• [About this exercise]
Set each entry down verbatim, omitting images.

----

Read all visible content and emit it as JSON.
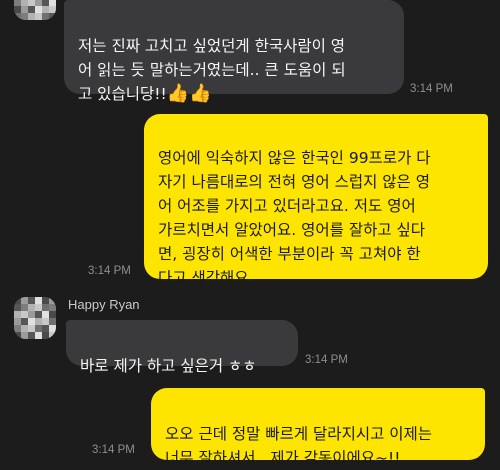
{
  "chat": {
    "messages": [
      {
        "direction": "incoming",
        "text": "저는 진짜 고치고 싶었던게 한국사람이 영\n어 읽는 듯 말하는거였는데.. 큰 도움이 되\n고 있습니당!!",
        "emoji": "👍👍",
        "time": "3:14 PM"
      },
      {
        "direction": "outgoing",
        "text": "영어에 익숙하지 않은 한국인 99프로가 다\n자기 나름대로의 전혀 영어 스럽지 않은 영\n어 어조를 가지고 있더라고요. 저도 영어\n가르치면서 알았어요.  영어를 잘하고 싶다\n면, 굉장히 어색한 부분이라 꼭 고쳐야 한\n다고 생각해요.",
        "time": "3:14 PM"
      },
      {
        "direction": "incoming",
        "sender": "Happy Ryan",
        "text": "바로 제가 하고 싶은거 ㅎㅎ",
        "time": "3:14 PM"
      },
      {
        "direction": "outgoing",
        "text": "오오 근데 정말 빠르게 달라지시고 이제는\n너무 잘하셔서.. 제가 감동이에요~!!",
        "time": "3:14 PM"
      }
    ]
  },
  "colors": {
    "background": "#1c1c1c",
    "incoming_bubble": "#3a3a3c",
    "outgoing_bubble": "#fee500",
    "timestamp": "#8e8e8e"
  }
}
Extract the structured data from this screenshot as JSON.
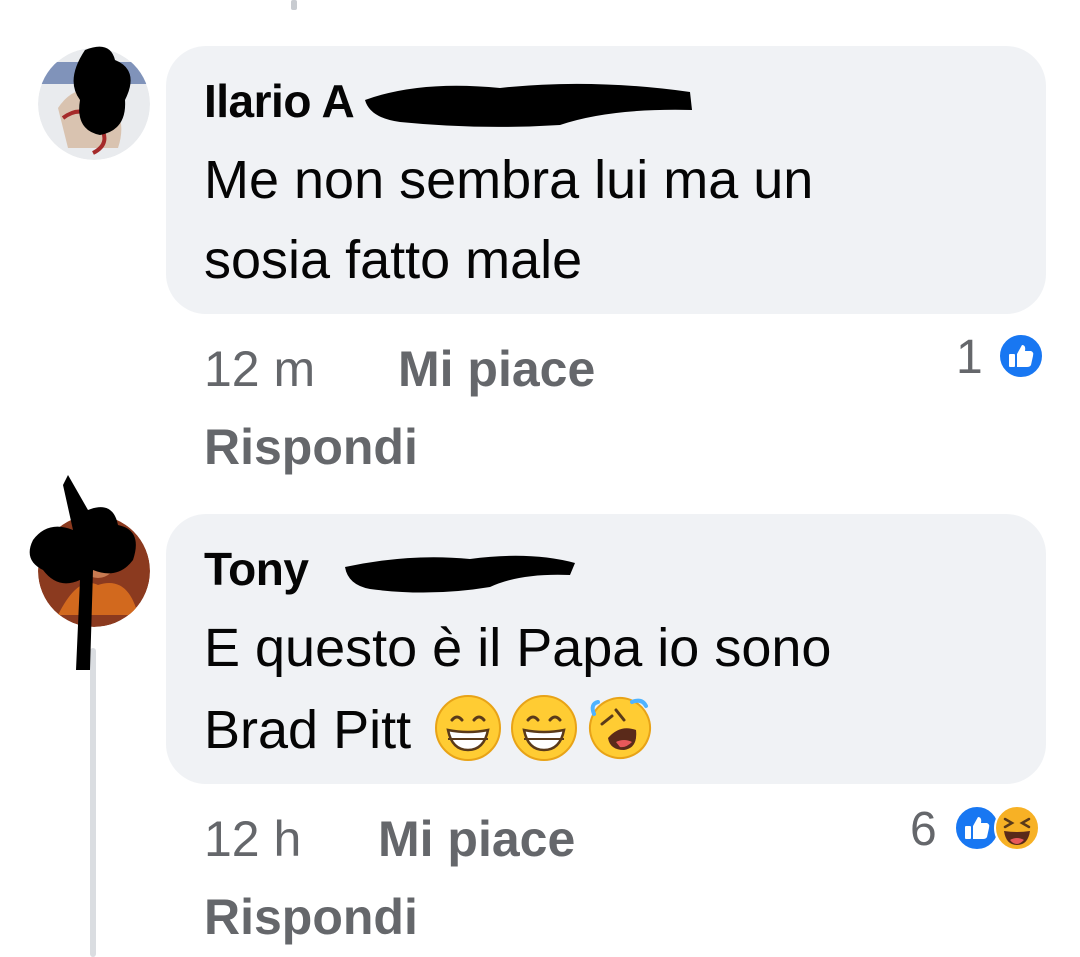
{
  "comments": [
    {
      "author": "Ilario A",
      "text_line1": "Me non sembra lui ma un",
      "text_line2": "sosia fatto male",
      "time": "12 m",
      "like_label": "Mi piace",
      "reply_label": "Rispondi",
      "reaction_count": "1",
      "reactions": [
        "like-icon"
      ]
    },
    {
      "author": "Tony",
      "text_line1": "E questo è il Papa io sono",
      "text_line2": "Brad Pitt",
      "emojis": [
        "grinning-face-icon",
        "grinning-face-icon",
        "rolling-laughing-icon"
      ],
      "time": "12 h",
      "like_label": "Mi piace",
      "reply_label": "Rispondi",
      "reaction_count": "6",
      "reactions": [
        "like-icon",
        "haha-icon"
      ]
    }
  ],
  "colors": {
    "bubble": "#f0f2f5",
    "meta_text": "#65676b",
    "like_blue": "#1877f2",
    "haha_yellow": "#f7b125"
  }
}
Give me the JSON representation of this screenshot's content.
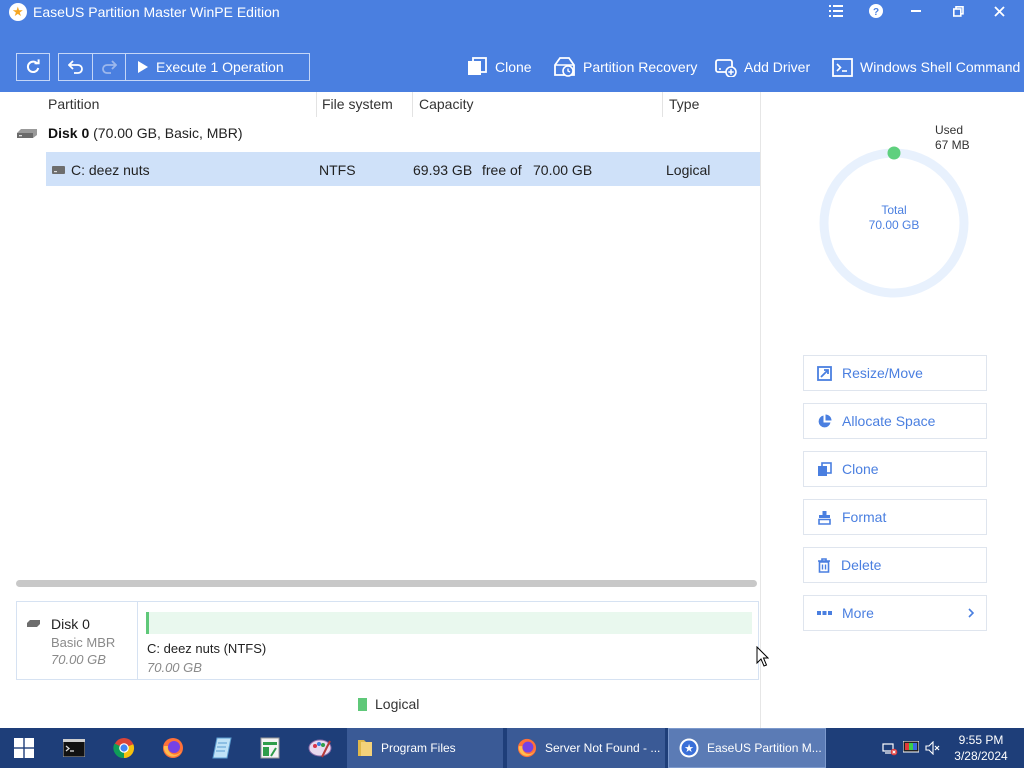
{
  "window": {
    "title": "EaseUS Partition Master WinPE Edition"
  },
  "toolbar": {
    "execute_label": "Execute 1 Operation",
    "actions": [
      {
        "label": "Clone",
        "icon": "clone-icon"
      },
      {
        "label": "Partition Recovery",
        "icon": "partition-recovery-icon"
      },
      {
        "label": "Add Driver",
        "icon": "add-driver-icon"
      },
      {
        "label": "Windows Shell Command",
        "icon": "shell-command-icon"
      }
    ]
  },
  "table": {
    "columns": [
      "Partition",
      "File system",
      "Capacity",
      "Type"
    ],
    "disk": {
      "name": "Disk 0",
      "info": "(70.00 GB, Basic, MBR)"
    },
    "rows": [
      {
        "partition": "C: deez nuts",
        "file_system": "NTFS",
        "free": "69.93 GB",
        "free_of": "free of",
        "total": "70.00 GB",
        "type": "Logical"
      }
    ]
  },
  "disk_map": {
    "name": "Disk 0",
    "type": "Basic MBR",
    "size": "70.00 GB",
    "partition_label": "C: deez nuts (NTFS)",
    "partition_size": "70.00 GB",
    "used_fraction": 0.001,
    "legend": "Logical"
  },
  "usage": {
    "used_label": "Used",
    "used_value": "67 MB",
    "total_label": "Total",
    "total_value": "70.00 GB"
  },
  "operations": [
    {
      "label": "Resize/Move",
      "icon": "resize-move-icon"
    },
    {
      "label": "Allocate Space",
      "icon": "allocate-space-icon"
    },
    {
      "label": "Clone",
      "icon": "clone-icon"
    },
    {
      "label": "Format",
      "icon": "format-icon"
    },
    {
      "label": "Delete",
      "icon": "trash-icon"
    },
    {
      "label": "More",
      "icon": "more-icon"
    }
  ],
  "taskbar": {
    "items": [
      {
        "label": "Program Files",
        "icon": "folder-icon"
      },
      {
        "label": "Server Not Found - ...",
        "icon": "firefox-icon"
      },
      {
        "label": "EaseUS Partition M...",
        "icon": "easeus-icon"
      }
    ],
    "time": "9:55 PM",
    "date": "3/28/2024"
  },
  "colors": {
    "accent": "#4a7fe0",
    "selected_row": "#cfe1f9",
    "logical": "#5fc879",
    "taskbar": "#1e3e79"
  }
}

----

• [Answer area]
Read all visible content and emit it as JSON.
{
  "chat": {
    "messages": [
      {
        "direction": "incoming",
        "text": "저는 진짜 고치고 싶었던게 한국사람이 영\n어 읽는 듯 말하는거였는데.. 큰 도움이 되\n고 있습니당!!",
        "emoji": "👍👍",
        "time": "3:14 PM"
      },
      {
        "direction": "outgoing",
        "text": "영어에 익숙하지 않은 한국인 99프로가 다\n자기 나름대로의 전혀 영어 스럽지 않은 영\n어 어조를 가지고 있더라고요. 저도 영어\n가르치면서 알았어요.  영어를 잘하고 싶다\n면, 굉장히 어색한 부분이라 꼭 고쳐야 한\n다고 생각해요.",
        "time": "3:14 PM"
      },
      {
        "direction": "incoming",
        "sender": "Happy Ryan",
        "text": "바로 제가 하고 싶은거 ㅎㅎ",
        "time": "3:14 PM"
      },
      {
        "direction": "outgoing",
        "text": "오오 근데 정말 빠르게 달라지시고 이제는\n너무 잘하셔서.. 제가 감동이에요~!!",
        "time": "3:14 PM"
      }
    ]
  },
  "colors": {
    "background": "#1c1c1c",
    "incoming_bubble": "#3a3a3c",
    "outgoing_bubble": "#fee500",
    "timestamp": "#8e8e8e"
  }
}
Extract the structured data from this screenshot as JSON.
{
  "comments": [
    {
      "author": "Ilario A",
      "text_line1": "Me non sembra lui ma un",
      "text_line2": "sosia fatto male",
      "time": "12 m",
      "like_label": "Mi piace",
      "reply_label": "Rispondi",
      "reaction_count": "1",
      "reactions": [
        "like-icon"
      ]
    },
    {
      "author": "Tony",
      "text_line1": "E questo è il Papa io sono",
      "text_line2": "Brad Pitt",
      "emojis": [
        "grinning-face-icon",
        "grinning-face-icon",
        "rolling-laughing-icon"
      ],
      "time": "12 h",
      "like_label": "Mi piace",
      "reply_label": "Rispondi",
      "reaction_count": "6",
      "reactions": [
        "like-icon",
        "haha-icon"
      ]
    }
  ],
  "colors": {
    "bubble": "#f0f2f5",
    "meta_text": "#65676b",
    "like_blue": "#1877f2",
    "haha_yellow": "#f7b125"
  }
}
Give me the JSON representation of this screenshot's content.
{
  "window": {
    "title": "EaseUS Partition Master WinPE Edition"
  },
  "toolbar": {
    "execute_label": "Execute 1 Operation",
    "actions": [
      {
        "label": "Clone",
        "icon": "clone-icon"
      },
      {
        "label": "Partition Recovery",
        "icon": "partition-recovery-icon"
      },
      {
        "label": "Add Driver",
        "icon": "add-driver-icon"
      },
      {
        "label": "Windows Shell Command",
        "icon": "shell-command-icon"
      }
    ]
  },
  "table": {
    "columns": [
      "Partition",
      "File system",
      "Capacity",
      "Type"
    ],
    "disk": {
      "name": "Disk 0",
      "info": "(70.00 GB, Basic, MBR)"
    },
    "rows": [
      {
        "partition": "C: deez nuts",
        "file_system": "NTFS",
        "free": "69.93 GB",
        "free_of": "free of",
        "total": "70.00 GB",
        "type": "Logical"
      }
    ]
  },
  "disk_map": {
    "name": "Disk 0",
    "type": "Basic MBR",
    "size": "70.00 GB",
    "partition_label": "C: deez nuts (NTFS)",
    "partition_size": "70.00 GB",
    "used_fraction": 0.001,
    "legend": "Logical"
  },
  "usage": {
    "used_label": "Used",
    "used_value": "67 MB",
    "total_label": "Total",
    "total_value": "70.00 GB"
  },
  "operations": [
    {
      "label": "Resize/Move",
      "icon": "resize-move-icon"
    },
    {
      "label": "Allocate Space",
      "icon": "allocate-space-icon"
    },
    {
      "label": "Clone",
      "icon": "clone-icon"
    },
    {
      "label": "Format",
      "icon": "format-icon"
    },
    {
      "label": "Delete",
      "icon": "trash-icon"
    },
    {
      "label": "More",
      "icon": "more-icon"
    }
  ],
  "taskbar": {
    "items": [
      {
        "label": "Program Files",
        "icon": "folder-icon"
      },
      {
        "label": "Server Not Found - ...",
        "icon": "firefox-icon"
      },
      {
        "label": "EaseUS Partition M...",
        "icon": "easeus-icon"
      }
    ],
    "time": "9:55 PM",
    "date": "3/28/2024"
  },
  "colors": {
    "accent": "#4a7fe0",
    "selected_row": "#cfe1f9",
    "logical": "#5fc879",
    "taskbar": "#1e3e79"
  }
}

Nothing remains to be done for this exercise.